The Digital Economy and the Internet of Everything means everything is now connected. Digitization is fundamentally transforming how we conduct business. It creates new opportunities to develop services and engage with employees, partners, and customers. It’s important to understand that digitization is also an opportunity for the hacking community, presenting new services, information, data, devices, and network traffic as attack targets. To take full advantage of the digitization opportunity, security must be everywhere, embedded into and across the extended network – from the data center to the mobile endpoints and onto the factory floor.

Today, Cisco is announcing enhanced and embedded security solutions across the extended network and into the intelligent network infrastructure. These solutions extend security capabilities to more control points than ever before with Cisco FirePOWER, Cisco Cloud Web Security or Cisco Advanced Malware Protection. This is highlighted in Scott Harrell’s blog. We are also transforming the Cisco network into two roles: as a sensor and as an enforcer of security.

The role of the Network as a Sensor The network provides broad and deep visibility into network traffic flow patterns and rich threat intelligence information that allows more rapid identification of security threats. Cisco IOS NetFlow is at the heart of the network as a sensor, capturing comprehensive network flow data. You can think of NetFlow as analogous to the detail you get in your monthly cellular phone bill. It tells you who talked to whom, for every device and user, for how long, and what amount of data was transferred – it’s metadata for your network traffic.

Visibility to network traffic through NetFlow is critical for security, as it serves as a valuable tool to identify anomalous traffic on your network.
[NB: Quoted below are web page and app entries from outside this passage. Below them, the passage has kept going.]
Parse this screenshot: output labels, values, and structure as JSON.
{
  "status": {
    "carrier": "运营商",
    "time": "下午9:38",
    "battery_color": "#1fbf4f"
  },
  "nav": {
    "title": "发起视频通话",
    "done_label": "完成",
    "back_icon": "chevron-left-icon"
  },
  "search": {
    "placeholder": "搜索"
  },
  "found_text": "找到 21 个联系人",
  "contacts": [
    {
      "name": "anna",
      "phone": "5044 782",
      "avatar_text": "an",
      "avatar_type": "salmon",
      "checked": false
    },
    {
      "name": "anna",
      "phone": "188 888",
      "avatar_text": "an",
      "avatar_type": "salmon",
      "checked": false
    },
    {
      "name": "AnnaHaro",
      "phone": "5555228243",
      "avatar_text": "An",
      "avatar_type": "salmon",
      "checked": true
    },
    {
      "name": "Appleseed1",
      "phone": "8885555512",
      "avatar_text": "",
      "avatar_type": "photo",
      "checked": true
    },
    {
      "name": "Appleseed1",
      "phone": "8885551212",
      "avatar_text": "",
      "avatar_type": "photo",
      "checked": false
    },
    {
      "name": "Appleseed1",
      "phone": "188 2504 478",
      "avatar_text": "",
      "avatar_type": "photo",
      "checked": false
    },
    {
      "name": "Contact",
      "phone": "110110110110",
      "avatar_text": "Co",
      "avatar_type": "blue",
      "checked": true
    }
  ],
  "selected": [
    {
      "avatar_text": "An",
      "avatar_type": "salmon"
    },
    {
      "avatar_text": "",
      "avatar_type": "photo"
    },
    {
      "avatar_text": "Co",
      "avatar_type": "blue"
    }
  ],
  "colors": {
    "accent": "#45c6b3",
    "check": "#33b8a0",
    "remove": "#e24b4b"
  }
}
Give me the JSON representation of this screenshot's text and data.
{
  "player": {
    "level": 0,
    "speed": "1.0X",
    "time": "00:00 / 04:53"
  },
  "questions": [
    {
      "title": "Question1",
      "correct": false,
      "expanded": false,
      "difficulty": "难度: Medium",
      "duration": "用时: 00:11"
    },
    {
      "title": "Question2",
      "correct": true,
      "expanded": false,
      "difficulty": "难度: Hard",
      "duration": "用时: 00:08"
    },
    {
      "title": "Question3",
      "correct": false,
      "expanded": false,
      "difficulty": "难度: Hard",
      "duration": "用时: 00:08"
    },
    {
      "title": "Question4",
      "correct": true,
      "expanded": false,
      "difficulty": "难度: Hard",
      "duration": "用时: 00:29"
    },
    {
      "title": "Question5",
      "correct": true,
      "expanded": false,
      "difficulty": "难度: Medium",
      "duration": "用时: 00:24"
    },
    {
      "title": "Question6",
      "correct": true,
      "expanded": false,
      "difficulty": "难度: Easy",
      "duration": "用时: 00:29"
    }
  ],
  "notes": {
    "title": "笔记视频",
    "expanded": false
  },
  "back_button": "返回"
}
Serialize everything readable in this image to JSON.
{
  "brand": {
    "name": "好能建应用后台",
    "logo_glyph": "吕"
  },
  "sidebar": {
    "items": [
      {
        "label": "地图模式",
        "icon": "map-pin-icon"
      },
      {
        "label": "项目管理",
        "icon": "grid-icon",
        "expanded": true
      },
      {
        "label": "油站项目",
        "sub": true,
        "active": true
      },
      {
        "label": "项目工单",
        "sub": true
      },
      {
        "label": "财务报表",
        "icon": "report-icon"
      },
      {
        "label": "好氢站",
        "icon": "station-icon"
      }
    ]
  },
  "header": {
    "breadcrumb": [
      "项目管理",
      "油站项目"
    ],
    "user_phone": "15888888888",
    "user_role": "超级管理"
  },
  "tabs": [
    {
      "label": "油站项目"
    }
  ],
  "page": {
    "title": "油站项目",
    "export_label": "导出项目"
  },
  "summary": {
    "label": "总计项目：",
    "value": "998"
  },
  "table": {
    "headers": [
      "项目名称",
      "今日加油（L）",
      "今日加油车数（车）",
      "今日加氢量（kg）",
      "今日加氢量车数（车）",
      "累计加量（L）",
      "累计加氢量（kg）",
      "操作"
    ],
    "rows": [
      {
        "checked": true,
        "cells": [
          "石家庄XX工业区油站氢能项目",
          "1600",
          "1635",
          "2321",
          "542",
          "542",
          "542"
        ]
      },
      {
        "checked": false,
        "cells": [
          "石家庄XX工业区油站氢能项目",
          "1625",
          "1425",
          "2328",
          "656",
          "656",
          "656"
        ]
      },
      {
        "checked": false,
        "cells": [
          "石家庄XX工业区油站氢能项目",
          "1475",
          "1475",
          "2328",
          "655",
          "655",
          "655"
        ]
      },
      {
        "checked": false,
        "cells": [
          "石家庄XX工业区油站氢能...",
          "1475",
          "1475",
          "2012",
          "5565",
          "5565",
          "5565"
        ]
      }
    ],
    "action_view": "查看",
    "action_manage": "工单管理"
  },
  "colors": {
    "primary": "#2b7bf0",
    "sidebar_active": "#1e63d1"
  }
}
Watching NetFlow, we gain an understanding of the baseline traffic on the network, and can alert on traffic that is out of the ordinary.  The network is generating NetFlow data from across the enterprise network all the way down to the virtual machines in the data center.  This gives us visibility across the entire network, from the furthest branch office down to the east-west traffic in the data center.  Read More »

Tags: , , , , , , , , , ,